Alaska's seemingly inexhaustible inventory of remarkable things is Bernard's theme, as he travels from Sitka to Juneau, Nome, Denali, Anchorage, the Arctic. There are 600 named glaciers in Alaska, for instance, not to mention 100,000 others un-named. And 1.5 million cruise visitors each year, beefing up the state's economy to the tune of $1.35 billion. Bernard's investigations touch on hunting and fishing, the salmon industry, Big Oil, gold, domestic violence, bears, caribou, bush pilots and dozens of ingenious ways to get yourself killed. Of course, Bernard doesn't recite statistics; he tells stories: of Mike, his hunting and fishing mentor in Sitka; and of Bill, a solitary handyman in Cordova in the Copper River Delta; and especially of Joe Bernard, a distant relative.
Joseph Bernard (1878-1972), like the author, moved to Alaska from New England. The elder Bernard holds a valid place in Alaskan history as an explorer, ship captain, memoirist, trader, collector, and early settler, and the author of Chasing Alaska finds his forebear's story so intriguing that he weaves it into his own.
I wish he hadn't. The current volume becomes a double narrative—Alaska in frontier times and in the present day. The author embarks on a personal journey as he tracks down clues and artifacts of his relative. It's easy to understand how Bernard became captivated by this quest, but I groaned every time old Joe entered the stage. The author's own voice offers such an excellent means of discovering Alaska that I felt diminished rather than enlarged every time the secondary tale made its appearance. I wish he'd written Joe's story in a separate book.
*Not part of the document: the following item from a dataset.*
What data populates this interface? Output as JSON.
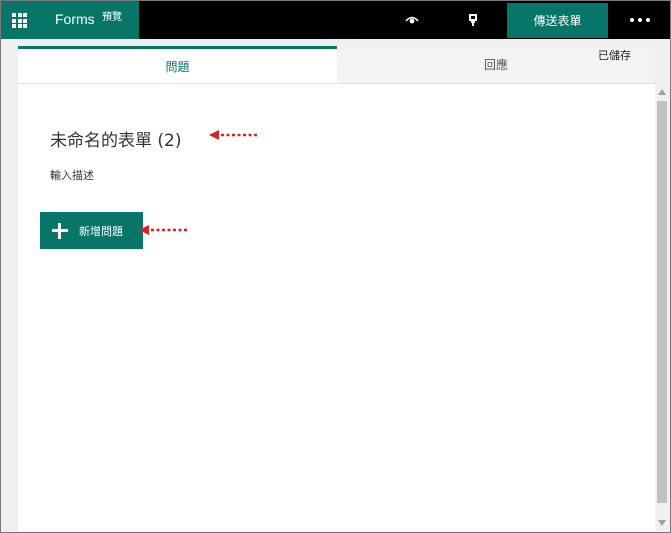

William Caverlee is an American freelancer who has written for numerous journals, such as The Oxford American, The Christian Science Monitor, Aviation History, Flight Journal, and Louisiana Cultural Vistas. He's the author of a collection of essays, Amid the Swirling Ghosts and Other Essays. One of his articles, on Flannery O'Connor, was reprinted in The Writer's Presence, 7th Edition.